Do you suffer from degenerative disc disease, herniated or bulging disc, sciatica, or other spinal problems? Has your physician suggested an epidural or that you consider surgery?
Facts about epidurals and surgery:
- Statistics show that 1 in 100 low back surgeries are successful in relieving pain.
- Most surgeries take place again within 1–5 years.
- The brain habituates to stimulus, so if the epidural works the 1st time, then the brain and body get used to it and it can’t work anymore.
You may want to consider spinal flexion-distraction therapy first. Spinal flexion-distraction therapy has proven effective in treating degenerative discs, facet syndrome, sciatica, herniated discs and spinal stenosis. If you have already had surgery, spinal flexion-distraction therapy can still be considered if you suffer from failed back surgery syndrome.
Spinal discs do not get oxygen and fresh blood consistently. Flexion-distraction and motion can enhance healing by restoring the needed nutrients back into the discs. During therapy, you will go through phases of distraction and relaxation. Once the problem spinal disc is isolated it can be placed under pressure which creates a vacuum effect. The vacuum does two things. First, any portion of the disc that has herniated or protruded will return to where it should be. Second, the vacuum effect brings in a fresh blood supply which can promote healing.
Spinal flexion-distraction therapy typically takes only a few minutes to perform, depending on what we recommend. The number of therapy sessions varies from patient to patient. Most patients find pain relief within a few sessions. However, to achieve maximum and long-lasting relief, commitment to the entire recommended treatment program is necessary.
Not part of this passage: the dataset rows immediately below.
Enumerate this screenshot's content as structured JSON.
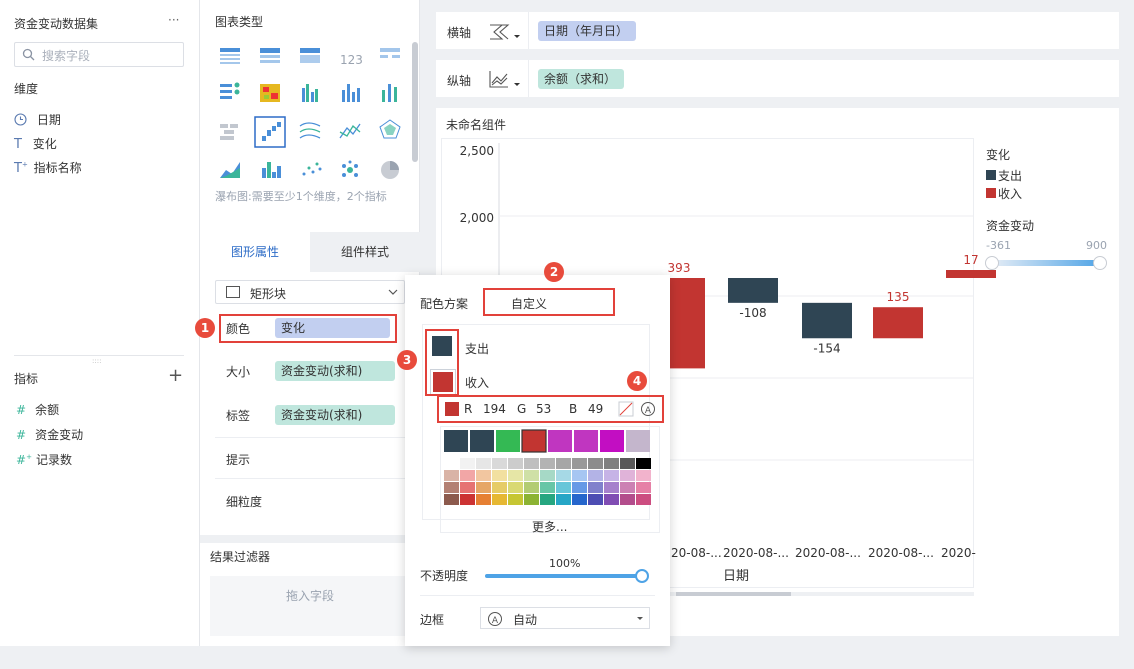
{
  "dataset": {
    "title": "资金变动数据集",
    "more": "···",
    "search_placeholder": "搜索字段"
  },
  "dims": {
    "title": "维度",
    "items": [
      {
        "icon": "clock-icon",
        "label": "日期"
      },
      {
        "icon": "text-icon",
        "label": "变化"
      },
      {
        "icon": "text-plus-icon",
        "label": "指标名称"
      }
    ]
  },
  "measures": {
    "title": "指标",
    "add": "+",
    "items": [
      {
        "icon": "hash-icon",
        "label": "余额"
      },
      {
        "icon": "hash-icon",
        "label": "资金变动"
      },
      {
        "icon": "hash-plus-icon",
        "label": "记录数"
      }
    ]
  },
  "chart_types": {
    "title": "图表类型",
    "hint": "瀑布图:需要至少1个维度，2个指标"
  },
  "tabs": {
    "active": "图形属性",
    "other": "组件样式"
  },
  "props": {
    "shape": "矩形块",
    "color_label": "颜色",
    "color_value": "变化",
    "size_label": "大小",
    "size_value": "资金变动(求和)",
    "tag_label": "标签",
    "tag_value": "资金变动(求和)",
    "tip_label": "提示",
    "grain_label": "细粒度"
  },
  "filter": {
    "title": "结果过滤器",
    "drop": "拖入字段"
  },
  "axes": {
    "x_label": "横轴",
    "x_value": "日期（年月日）",
    "y_label": "纵轴",
    "y_value": "余额（求和）"
  },
  "widget": {
    "title": "未命名组件"
  },
  "popup": {
    "scheme_label": "配色方案",
    "scheme_value": "自定义",
    "items": [
      "支出",
      "收入"
    ],
    "r_label": "R",
    "r": "194",
    "g_label": "G",
    "g": "53",
    "b_label": "B",
    "b": "49",
    "more": "更多...",
    "opacity_label": "不透明度",
    "opacity_value": "100%",
    "border_label": "边框",
    "border_value": "自动"
  },
  "legend": {
    "title": "变化",
    "items": [
      "支出",
      "收入"
    ],
    "range_title": "资金变动",
    "range_min": "-361",
    "range_max": "900"
  },
  "annotations": [
    "1",
    "2",
    "3",
    "4"
  ],
  "colors": {
    "expense": "#2f4554",
    "income": "#c23531",
    "accent": "#4ea3e6"
  },
  "chart_data": {
    "type": "bar",
    "subtype": "waterfall",
    "yticks": [
      "2,500",
      "2,000"
    ],
    "xticks": [
      "20-08-...",
      "2020-08-...",
      "2020-08-...",
      "2020-08-...",
      "2020-"
    ],
    "xlabel": "日期",
    "bars": [
      {
        "series": "收入",
        "value": 393
      },
      {
        "series": "支出",
        "value": -108
      },
      {
        "series": "支出",
        "value": -154
      },
      {
        "series": "收入",
        "value": 135
      },
      {
        "series": "收入",
        "value": 17
      }
    ],
    "data_labels": [
      "393",
      "-108",
      "-154",
      "135",
      "17"
    ]
  }
}
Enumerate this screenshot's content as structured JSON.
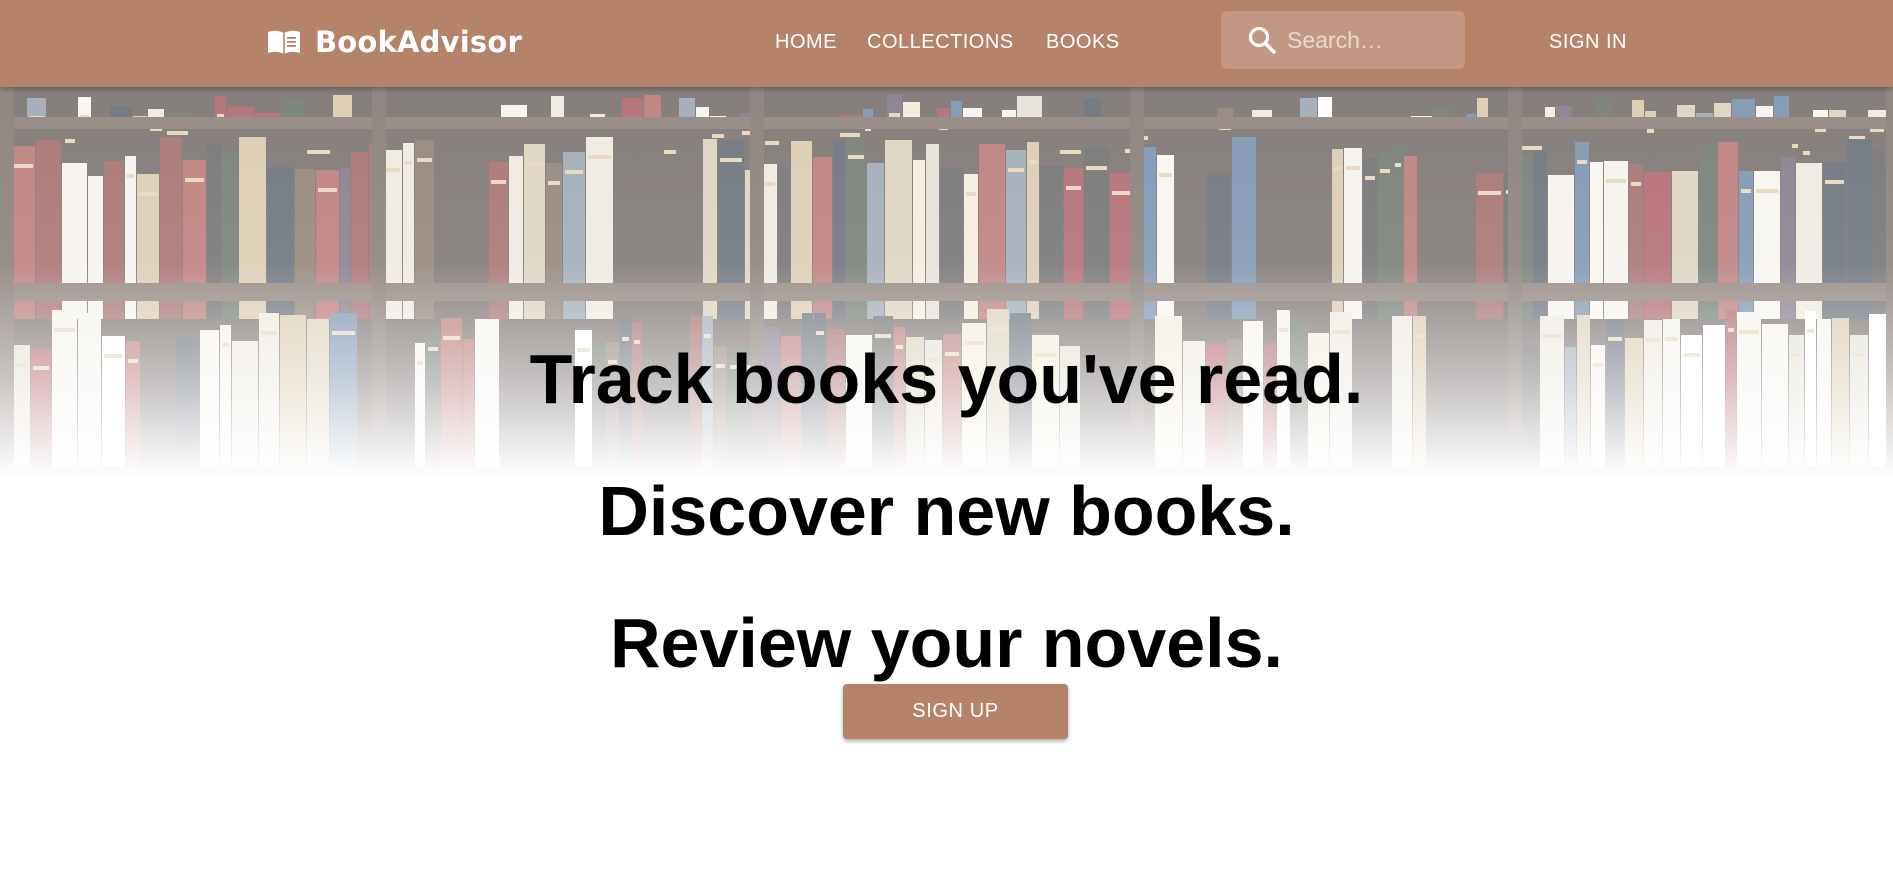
{
  "header": {
    "brand": {
      "icon": "book-open-icon",
      "name": "BookAdvisor"
    },
    "nav": {
      "home": "HOME",
      "collections": "COLLECTIONS",
      "books": "BOOKS"
    },
    "search": {
      "icon": "search-icon",
      "placeholder": "Search…"
    },
    "sign_in": "SIGN IN"
  },
  "hero": {
    "background": "bookshelf-photo",
    "lines": [
      "Track books you've read.",
      "Discover new books.",
      "Review your novels."
    ],
    "cta": "SIGN UP"
  },
  "colors": {
    "brand": "#b5826a",
    "header_text": "#ffffff",
    "headline_text": "#000000"
  }
}
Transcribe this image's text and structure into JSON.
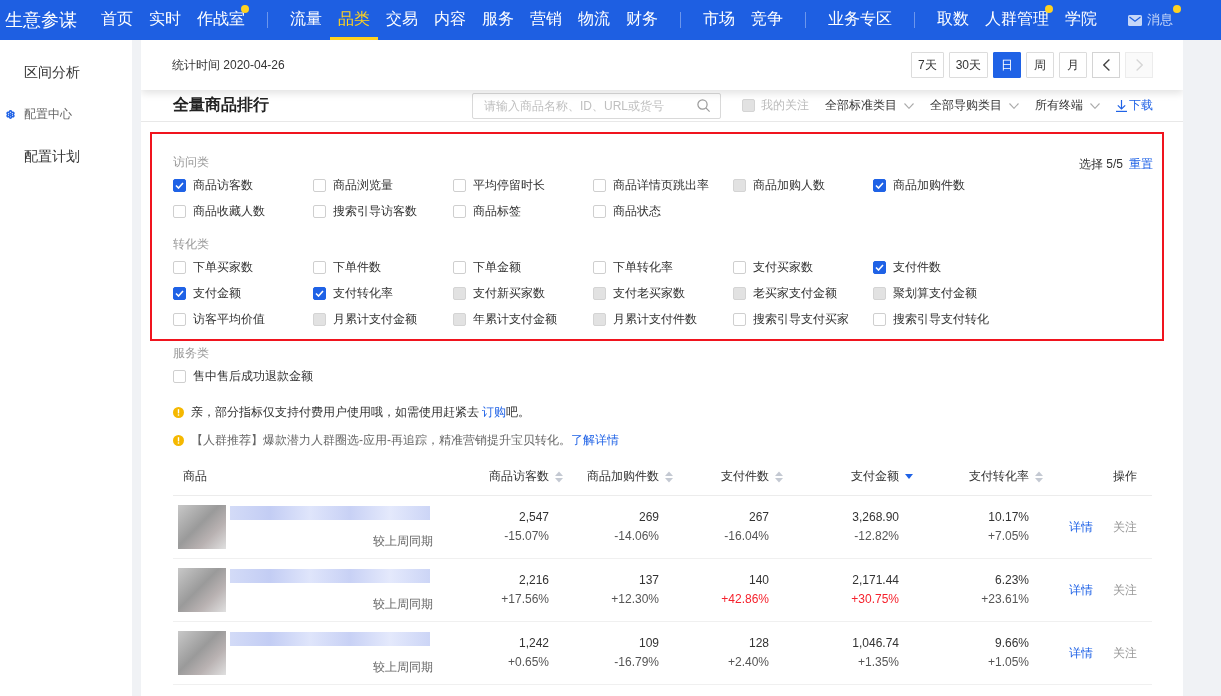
{
  "top_nav": {
    "brand": "生意参谋",
    "groups": [
      {
        "items": [
          {
            "label": "首页",
            "selected": false,
            "dot": false
          },
          {
            "label": "实时",
            "selected": false,
            "dot": false
          },
          {
            "label": "作战室",
            "selected": false,
            "dot": true
          }
        ]
      },
      {
        "items": [
          {
            "label": "流量",
            "selected": false,
            "dot": false
          },
          {
            "label": "品类",
            "selected": true,
            "dot": false
          },
          {
            "label": "交易",
            "selected": false,
            "dot": false
          },
          {
            "label": "内容",
            "selected": false,
            "dot": false
          },
          {
            "label": "服务",
            "selected": false,
            "dot": false
          },
          {
            "label": "营销",
            "selected": false,
            "dot": false
          },
          {
            "label": "物流",
            "selected": false,
            "dot": false
          },
          {
            "label": "财务",
            "selected": false,
            "dot": false
          }
        ]
      },
      {
        "items": [
          {
            "label": "市场",
            "selected": false,
            "dot": false
          },
          {
            "label": "竞争",
            "selected": false,
            "dot": false
          }
        ]
      },
      {
        "items": [
          {
            "label": "业务专区",
            "selected": false,
            "dot": false
          }
        ]
      },
      {
        "items": [
          {
            "label": "取数",
            "selected": false,
            "dot": false
          },
          {
            "label": "人群管理",
            "selected": false,
            "dot": true
          },
          {
            "label": "学院",
            "selected": false,
            "dot": false
          }
        ]
      }
    ],
    "messages": {
      "label": "消息",
      "dot": true
    }
  },
  "sidebar": {
    "items": [
      {
        "kind": "link",
        "label": "区间分析"
      },
      {
        "kind": "section",
        "label": "配置中心"
      },
      {
        "kind": "link",
        "label": "配置计划"
      }
    ]
  },
  "header": {
    "stat_time": "统计时间 2020-04-26",
    "periods": [
      {
        "label": "7天",
        "selected": false
      },
      {
        "label": "30天",
        "selected": false
      },
      {
        "label": "日",
        "selected": true
      },
      {
        "label": "周",
        "selected": false
      },
      {
        "label": "月",
        "selected": false
      }
    ],
    "nav_buttons": [
      {
        "kind": "prev",
        "disabled": false
      },
      {
        "kind": "next",
        "disabled": true
      }
    ]
  },
  "ranking": {
    "title": "全量商品排行",
    "search": {
      "placeholder": "请输入商品名称、ID、URL或货号"
    },
    "follow_filter": {
      "label": "我的关注",
      "checked": false,
      "disabled": true
    },
    "filters": [
      {
        "label": "全部标准类目"
      },
      {
        "label": "全部导购类目"
      },
      {
        "label": "所有终端"
      }
    ],
    "download": "下载"
  },
  "metrics": {
    "selection": "选择 5/5",
    "reset": "重置",
    "groups": [
      {
        "title": "访问类",
        "highlighted": true,
        "items": [
          {
            "label": "商品访客数",
            "checked": true,
            "disabled": false
          },
          {
            "label": "商品浏览量",
            "checked": false,
            "disabled": false
          },
          {
            "label": "平均停留时长",
            "checked": false,
            "disabled": false
          },
          {
            "label": "商品详情页跳出率",
            "checked": false,
            "disabled": false
          },
          {
            "label": "商品加购人数",
            "checked": false,
            "disabled": true
          },
          {
            "label": "商品加购件数",
            "checked": true,
            "disabled": false
          },
          {
            "label": "商品收藏人数",
            "checked": false,
            "disabled": false
          },
          {
            "label": "搜索引导访客数",
            "checked": false,
            "disabled": false
          },
          {
            "label": "商品标签",
            "checked": false,
            "disabled": false
          },
          {
            "label": "商品状态",
            "checked": false,
            "disabled": false
          }
        ]
      },
      {
        "title": "转化类",
        "highlighted": true,
        "items": [
          {
            "label": "下单买家数",
            "checked": false,
            "disabled": false
          },
          {
            "label": "下单件数",
            "checked": false,
            "disabled": false
          },
          {
            "label": "下单金额",
            "checked": false,
            "disabled": false
          },
          {
            "label": "下单转化率",
            "checked": false,
            "disabled": false
          },
          {
            "label": "支付买家数",
            "checked": false,
            "disabled": false
          },
          {
            "label": "支付件数",
            "checked": true,
            "disabled": false
          },
          {
            "label": "支付金额",
            "checked": true,
            "disabled": false
          },
          {
            "label": "支付转化率",
            "checked": true,
            "disabled": false
          },
          {
            "label": "支付新买家数",
            "checked": false,
            "disabled": true
          },
          {
            "label": "支付老买家数",
            "checked": false,
            "disabled": true
          },
          {
            "label": "老买家支付金额",
            "checked": false,
            "disabled": true
          },
          {
            "label": "聚划算支付金额",
            "checked": false,
            "disabled": true
          },
          {
            "label": "访客平均价值",
            "checked": false,
            "disabled": false
          },
          {
            "label": "月累计支付金额",
            "checked": false,
            "disabled": true
          },
          {
            "label": "年累计支付金额",
            "checked": false,
            "disabled": true
          },
          {
            "label": "月累计支付件数",
            "checked": false,
            "disabled": true
          },
          {
            "label": "搜索引导支付买家",
            "checked": false,
            "disabled": false
          },
          {
            "label": "搜索引导支付转化",
            "checked": false,
            "disabled": false
          }
        ]
      },
      {
        "title": "服务类",
        "highlighted": false,
        "items": [
          {
            "label": "售中售后成功退款金额",
            "checked": false,
            "disabled": false
          }
        ]
      }
    ]
  },
  "tips": [
    {
      "text": "亲，部分指标仅支持付费用户使用哦，如需使用赶紧去 ",
      "link": "订购",
      "suffix": "吧。",
      "muted": false
    },
    {
      "text": "【人群推荐】爆款潜力人群圈选-应用-再追踪，精准营销提升宝贝转化。",
      "link": "了解详情",
      "muted": true
    }
  ],
  "table": {
    "columns": [
      {
        "kind": "product",
        "label": "商品"
      },
      {
        "kind": "metric",
        "label": "商品访客数",
        "sorted": false
      },
      {
        "kind": "metric",
        "label": "商品加购件数",
        "sorted": false
      },
      {
        "kind": "metric",
        "label": "支付件数",
        "sorted": false
      },
      {
        "kind": "metric",
        "label": "支付金额",
        "sorted": true
      },
      {
        "kind": "metric",
        "label": "支付转化率",
        "sorted": false
      },
      {
        "kind": "actions",
        "label": "操作"
      }
    ],
    "rows": [
      {
        "cells": [
          {
            "kind": "product",
            "compare_label": "较上周同期"
          },
          {
            "kind": "metric",
            "value": "2,547",
            "change": "-15.07%",
            "highlighted": false
          },
          {
            "kind": "metric",
            "value": "269",
            "change": "-14.06%",
            "highlighted": false
          },
          {
            "kind": "metric",
            "value": "267",
            "change": "-16.04%",
            "highlighted": false
          },
          {
            "kind": "metric",
            "value": "3,268.90",
            "change": "-12.82%",
            "highlighted": false
          },
          {
            "kind": "metric",
            "value": "10.17%",
            "change": "+7.05%",
            "highlighted": false
          },
          {
            "kind": "actions",
            "links": [
              {
                "kind": "details",
                "label": "详情"
              },
              {
                "kind": "follow",
                "label": "关注"
              }
            ]
          }
        ]
      },
      {
        "cells": [
          {
            "kind": "product",
            "compare_label": "较上周同期"
          },
          {
            "kind": "metric",
            "value": "2,216",
            "change": "+17.56%",
            "highlighted": false
          },
          {
            "kind": "metric",
            "value": "137",
            "change": "+12.30%",
            "highlighted": false
          },
          {
            "kind": "metric",
            "value": "140",
            "change": "+42.86%",
            "highlighted": true
          },
          {
            "kind": "metric",
            "value": "2,171.44",
            "change": "+30.75%",
            "highlighted": true
          },
          {
            "kind": "metric",
            "value": "6.23%",
            "change": "+23.61%",
            "highlighted": false
          },
          {
            "kind": "actions",
            "links": [
              {
                "kind": "details",
                "label": "详情"
              },
              {
                "kind": "follow",
                "label": "关注"
              }
            ]
          }
        ]
      },
      {
        "cells": [
          {
            "kind": "product",
            "compare_label": "较上周同期"
          },
          {
            "kind": "metric",
            "value": "1,242",
            "change": "+0.65%",
            "highlighted": false
          },
          {
            "kind": "metric",
            "value": "109",
            "change": "-16.79%",
            "highlighted": false
          },
          {
            "kind": "metric",
            "value": "128",
            "change": "+2.40%",
            "highlighted": false
          },
          {
            "kind": "metric",
            "value": "1,046.74",
            "change": "+1.35%",
            "highlighted": false
          },
          {
            "kind": "metric",
            "value": "9.66%",
            "change": "+1.05%",
            "highlighted": false
          },
          {
            "kind": "actions",
            "links": [
              {
                "kind": "details",
                "label": "详情"
              },
              {
                "kind": "follow",
                "label": "关注"
              }
            ]
          }
        ]
      }
    ]
  }
}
For those who are candidates and follow the recommended guidelines, spinal flexion-distraction has proven to be highly effective.
In many instances there is more to disc problems than meets the eye. Many disc problems are not solely structural. Many disc problems are a combination of factors including:
- Weak Cerebellar Output
- Low Oxygen
- Insulin Resistance
- Adrenal System Depression or Elevation
- Gluten Sensitivity
- Disc Herniation
- Ligament Overgrowth aka Ligament In-folding
If your sciatic nerve becomes inflamed, the condition is called sciatica (pronounced si-at-i-ka). The pain can be intense! It often follows the path of your nerve down the back of your legs and thighs, ankle, foot and toes, but it can also radiate to your back. Along with burning, sharp pains, you may also feel nerve sensations such as pins-and-needles, tingling, prickling, crawling sensations, or tenderness. Ironically, your leg may also feel numb.
To complicate matters, although sciatica pain is usually in the back of the legs or thighs, in some people it can be in the front or the side of the legs, or even in the hips. For some, the pain is in both legs – bilateral sciatica!
The quality of pain may vary. There may be constant throbbing, but then it may let up for hours or even days. It may ache or be knife-like. Sometimes postural changes, like lying down or changing positions, affect the pain, and sometimes they don’t. In severe cases, sciatica can cause a loss of reflexes or even a wasting of your calf muscles.
For sciatica sufferers, a good night’s sleep may be a thing of the past. Simple things like walking, sitting, or standing up can be difficult or impossible.
We take a different approach to the treatment and prevention of sciatica. After a thorough neurological examination we determine which part of the nervous system is not functioning properly. In many sciatica patients we may find a high mesencephalic output.
There are three parts to the brain stem: top, middle, and lower. The mesencephalon is the top part of the brain stem. A high output of the mesencephalon will cause an increased pulse and heart rate, inability to sleep or waking up from fitful sleep, urinary tract infection, increase warmth or sweating, and sensitivity to light.
Along with a high mesenphalic output, the sciatica patient may have a decreased output of the cerebellum. The cerebellum is in the back part of the brain, and it controls all of the involuntary spinal musculature.
No matter what the condition, it is imperative that the doctor performs a thorough and comprehensive exam to determine the exact nature of the patient’s condition.
The right brain controls the left side of the body, and the left brain controls the right side. If the patient is experiencing pain on one side of the body, the opposite brain may be firing at an abnormally high rate. In order for a patient to perceive pain, an area of the brain must fire at a higher frequency of firing. If the pain is bilateral or on both sides, there may be different central structures involved such as the brain stem or cerebellum. It is our job to determine which aspect of the central nervous system is not working properly.
Thorough examination, proper testing and evaluation is needed to pinpoint whether or not there are other factors contributing to your disc problems.
Before you opt for surgery, explore the possibility of spinal flexion-distraction therapy. Every person who is interested in spinal flexion-distraction therapy will be evaluated to see if he or she would make a good candidate. How do you know if you are a good candidate for spinal flexion-distraction therapy? Dr. Kelsey does a thorough exam which includes the following:
- Screening Exam & Review of History
- Review of MRI’s & Diagnostic Images
- Neurological and Physical Exam
- Review of Findings
To schedule an appointment to see if you are a candidate for this breakthrough procedure give us a call at (260) 432-8777.